Valentine’s Day is for sinners and criminals
There are three things in life that I won’t tolerate. They are:
1. People who use the words chillax or chillaxin
2. Arizona State fans who live to age 40
3. Valentine’s Day
I only dislike two holidays, and one of them celebrates a 15th century explorer who enslaved and killed thousands of people. Somehow, Valentine’s Day is worse.
Here’s a day when the entire world takes a look in the mirror and says, “Y’know what? Somebody better love the sh*t out of me today.” Girls expect it from guys, and guys from girls, and girls from girls and so on. Everyone, even you, even if you aren’t wicked about it, is expecting a big show of affection that you don’t expect the other 364 days of the year.
(On top of that, Valentine’s Day is a big middle finger to everyone who’s single. It’s the world’s way of saying, “Hey, we’re having this enormous celebration, but you can’t come because no one loves you enough. Be more lovable and come next year.”)
Allow me to create a metaphor for the typical Valentine’s Day lovewhore: My dog Yankee often sits on my lap and throws back her head against my body. She wants me to pet her, and so I do, happily. After a while, I stop.
Yankee throws back her head again, this time violently, and looks at me with a sense of annoyance, as if to say, “I know you loved me just a minute ago, but you’re not loving me enough. I need you to love me even better now, and you better have a Snausage for me, too.”
That’s exactly how humans think on Valentine’s Day: Love me more, and feed me well. The only difference for Yankee is that every second of her life is Valentine’s Day.
Four years ago, I made an undying vow to boycott Valentine’s Day. I don’t buy my wife flowers, cook her a special meal, write her poems, nothing. I’ve done each of those things on dozens of occasions in the past nine years.
Nowadays, I’m more likely to say “Please run me over with your car” than I am to utter the words “Happy Valentine’s Day.”
It’s her fault, really. I used to get into the whole Valentine’s Day routine because it was my time to shine. Our first Valentine’s Day was essentially Valentine’s Week. I made a few home-cooked meals, gave her little gifts, wrote sweet-yet-witty poems, took her to movies and all that. (Within six months of dating me, she was my fiancee. Homeboy got game, OK?)
She did sweet things for me, too, but after the first couple years, the reciprocity disappeared. And in 2008, after I planned a surprise date that involved a nice dinner out and a movie, she let it be known that Valentine’s Day was all about the guy doing something for the girl.
You can guess my response. I’ll let Garrett Morris re-enact it.
Given that and the petulant show-me-more-love nature of the festivities, I gave up on Valentine’s Day. I still love my wife just as much as normal, if not more, every Feb. 14, but I’m careful how I show it. I don’t want her to think I’m upping the ante because it’s some bogus holiday.
And for you guys and girls who dislike the holiday for the same reasons I do, let me give you a few pointers on how to still be loving while also staying true to your boycott:
1. Compliment your partner’s looks, but not too much.
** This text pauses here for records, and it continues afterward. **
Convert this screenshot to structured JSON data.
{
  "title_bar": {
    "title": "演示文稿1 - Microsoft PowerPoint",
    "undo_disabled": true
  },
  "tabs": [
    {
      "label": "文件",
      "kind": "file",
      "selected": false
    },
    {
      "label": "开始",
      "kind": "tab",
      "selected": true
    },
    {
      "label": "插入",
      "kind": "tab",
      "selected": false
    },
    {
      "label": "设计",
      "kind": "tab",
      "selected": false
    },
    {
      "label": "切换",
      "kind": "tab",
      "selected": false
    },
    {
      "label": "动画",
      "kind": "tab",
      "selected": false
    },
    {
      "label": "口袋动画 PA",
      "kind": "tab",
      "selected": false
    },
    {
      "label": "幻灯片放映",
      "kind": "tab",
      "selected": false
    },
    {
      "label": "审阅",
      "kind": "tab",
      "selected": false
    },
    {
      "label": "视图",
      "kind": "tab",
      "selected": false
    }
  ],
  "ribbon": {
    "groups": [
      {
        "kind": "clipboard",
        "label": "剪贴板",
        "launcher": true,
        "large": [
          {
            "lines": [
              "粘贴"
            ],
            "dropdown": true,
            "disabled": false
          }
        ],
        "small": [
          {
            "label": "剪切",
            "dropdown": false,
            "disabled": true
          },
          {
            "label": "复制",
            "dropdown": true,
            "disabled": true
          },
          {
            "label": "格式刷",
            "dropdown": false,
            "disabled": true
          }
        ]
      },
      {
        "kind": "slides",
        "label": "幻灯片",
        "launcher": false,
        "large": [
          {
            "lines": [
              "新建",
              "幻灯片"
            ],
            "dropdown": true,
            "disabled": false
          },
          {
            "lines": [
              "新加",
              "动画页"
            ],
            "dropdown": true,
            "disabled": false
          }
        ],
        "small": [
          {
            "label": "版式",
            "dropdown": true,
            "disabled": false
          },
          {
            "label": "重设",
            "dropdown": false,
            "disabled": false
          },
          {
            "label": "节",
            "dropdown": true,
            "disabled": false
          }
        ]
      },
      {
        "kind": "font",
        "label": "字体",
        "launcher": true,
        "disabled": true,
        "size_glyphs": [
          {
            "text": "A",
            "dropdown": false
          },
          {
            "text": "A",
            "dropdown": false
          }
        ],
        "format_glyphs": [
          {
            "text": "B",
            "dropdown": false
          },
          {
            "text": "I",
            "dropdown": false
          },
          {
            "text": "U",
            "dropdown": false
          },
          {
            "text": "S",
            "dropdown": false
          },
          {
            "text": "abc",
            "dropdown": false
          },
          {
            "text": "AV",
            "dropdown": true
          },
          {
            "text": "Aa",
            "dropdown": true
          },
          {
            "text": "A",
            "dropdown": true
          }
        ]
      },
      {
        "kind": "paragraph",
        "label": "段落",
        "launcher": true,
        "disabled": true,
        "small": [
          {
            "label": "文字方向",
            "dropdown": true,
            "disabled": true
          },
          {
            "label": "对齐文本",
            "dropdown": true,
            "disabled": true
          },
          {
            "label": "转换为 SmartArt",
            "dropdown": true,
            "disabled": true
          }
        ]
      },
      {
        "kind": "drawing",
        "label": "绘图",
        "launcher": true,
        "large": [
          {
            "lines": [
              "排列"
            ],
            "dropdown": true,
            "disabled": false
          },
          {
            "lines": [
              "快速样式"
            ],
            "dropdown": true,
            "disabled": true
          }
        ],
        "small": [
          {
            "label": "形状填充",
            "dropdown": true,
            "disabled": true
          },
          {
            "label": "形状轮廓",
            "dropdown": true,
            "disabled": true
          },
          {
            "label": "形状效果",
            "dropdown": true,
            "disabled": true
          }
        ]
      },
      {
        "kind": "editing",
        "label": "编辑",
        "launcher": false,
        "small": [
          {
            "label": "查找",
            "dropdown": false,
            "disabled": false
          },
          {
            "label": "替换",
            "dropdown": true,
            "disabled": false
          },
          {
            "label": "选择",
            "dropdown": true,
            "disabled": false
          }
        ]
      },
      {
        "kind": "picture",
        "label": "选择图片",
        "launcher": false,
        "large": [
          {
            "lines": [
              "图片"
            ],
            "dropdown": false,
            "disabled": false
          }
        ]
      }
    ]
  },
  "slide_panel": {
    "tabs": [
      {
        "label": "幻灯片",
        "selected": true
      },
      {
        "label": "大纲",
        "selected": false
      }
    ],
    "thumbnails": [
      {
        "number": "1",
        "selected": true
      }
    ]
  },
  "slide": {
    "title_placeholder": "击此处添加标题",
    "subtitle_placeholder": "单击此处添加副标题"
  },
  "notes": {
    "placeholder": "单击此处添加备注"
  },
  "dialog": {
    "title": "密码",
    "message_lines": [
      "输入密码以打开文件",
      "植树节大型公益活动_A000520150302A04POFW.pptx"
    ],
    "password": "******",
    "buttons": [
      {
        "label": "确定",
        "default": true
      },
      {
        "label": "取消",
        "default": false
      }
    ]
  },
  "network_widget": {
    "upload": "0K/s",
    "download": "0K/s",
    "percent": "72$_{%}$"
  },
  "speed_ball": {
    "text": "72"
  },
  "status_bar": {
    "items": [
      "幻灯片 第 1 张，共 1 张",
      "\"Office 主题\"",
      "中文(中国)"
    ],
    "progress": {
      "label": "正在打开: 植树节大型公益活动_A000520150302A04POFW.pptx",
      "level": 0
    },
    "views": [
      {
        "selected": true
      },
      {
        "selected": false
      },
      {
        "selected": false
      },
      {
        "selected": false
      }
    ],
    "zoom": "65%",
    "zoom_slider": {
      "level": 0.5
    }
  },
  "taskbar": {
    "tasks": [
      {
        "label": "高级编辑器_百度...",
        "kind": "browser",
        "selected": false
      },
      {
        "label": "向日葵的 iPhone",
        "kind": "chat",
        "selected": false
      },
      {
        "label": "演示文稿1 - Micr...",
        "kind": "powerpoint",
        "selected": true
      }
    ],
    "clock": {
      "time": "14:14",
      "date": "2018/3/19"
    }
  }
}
Example: “You look nice, but I bet you’ll look even better tomorrow.” Careful, though, because this could backfire if it sounds too much like, “Better luck next time, sport.”
2. Offer to cook dinner, but only give quasi-appealing options. Example: “What’ll it be, hun? I’ll whip you up a mean PB & J, or we can split a baked potato. Your call.”
3. If your partner cooks a meal, be only mildly excited. I actually said these words to my wife once as she cooked dinner: “It kind of smells like diarrhea in here.” To her credit, she didn’t set my face on fire while I slept. So take what I said but tone it down by 80 percent.
4. If gifts must be exchanged, be practical. Examples: New coat hangers or travel-size toothpaste or a gallon of windshield wiper fluid.
Fear not, friends. The world returns to normal tomorrow.